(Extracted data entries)
----

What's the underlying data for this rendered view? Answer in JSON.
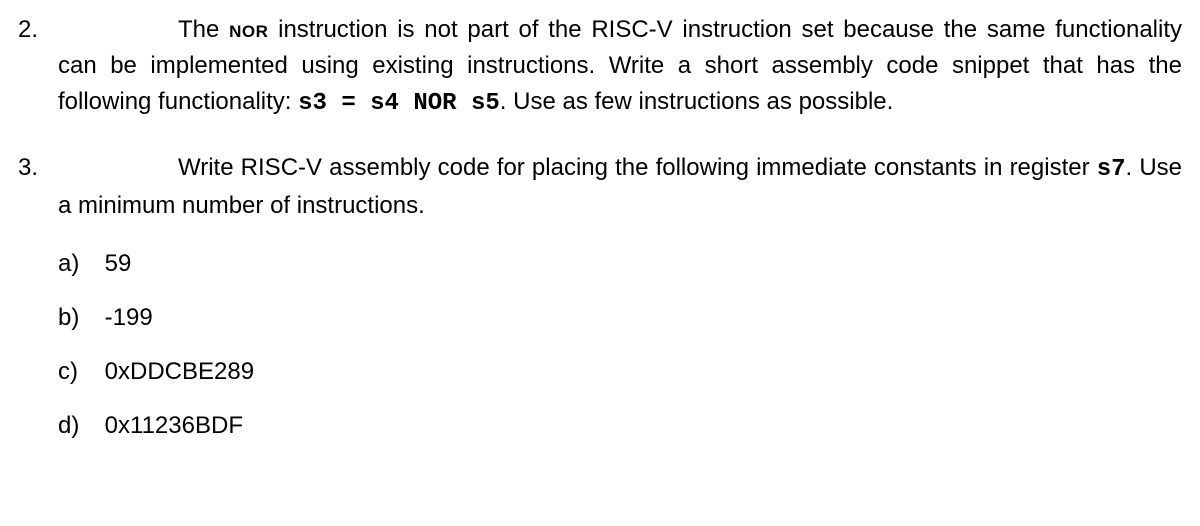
{
  "q2": {
    "number": "2.",
    "lead": "The ",
    "nor": "nor",
    "mid1": " instruction is not part of the RISC-V instruction set because the same functionality can be implemented using existing instructions. Write a short assembly code snippet that has the following functionality: ",
    "code": "s3 = s4 NOR s5",
    "mid2": ". Use as few instructions as possible."
  },
  "q3": {
    "number": "3.",
    "lead": "Write RISC-V assembly code for placing the following immediate constants in register ",
    "reg": "s7",
    "tail": ". Use a minimum number of instructions.",
    "items": [
      {
        "label": "a)",
        "value": "59"
      },
      {
        "label": "b)",
        "value": "-199"
      },
      {
        "label": "c)",
        "value": "0xDDCBE289"
      },
      {
        "label": "d)",
        "value": "0x11236BDF"
      }
    ]
  }
}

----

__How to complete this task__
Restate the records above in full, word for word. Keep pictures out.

__Answer to this task__
What's the underlying data for this rendered view? Answer in JSON.
{
  "q2": {
    "number": "2.",
    "lead": "The ",
    "nor": "nor",
    "mid1": " instruction is not part of the RISC-V instruction set because the same functionality can be implemented using existing instructions. Write a short assembly code snippet that has the following functionality: ",
    "code": "s3 = s4 NOR s5",
    "mid2": ". Use as few instructions as possible."
  },
  "q3": {
    "number": "3.",
    "lead": "Write RISC-V assembly code for placing the following immediate constants in register ",
    "reg": "s7",
    "tail": ". Use a minimum number of instructions.",
    "items": [
      {
        "label": "a)",
        "value": "59"
      },
      {
        "label": "b)",
        "value": "-199"
      },
      {
        "label": "c)",
        "value": "0xDDCBE289"
      },
      {
        "label": "d)",
        "value": "0x11236BDF"
      }
    ]
  }
}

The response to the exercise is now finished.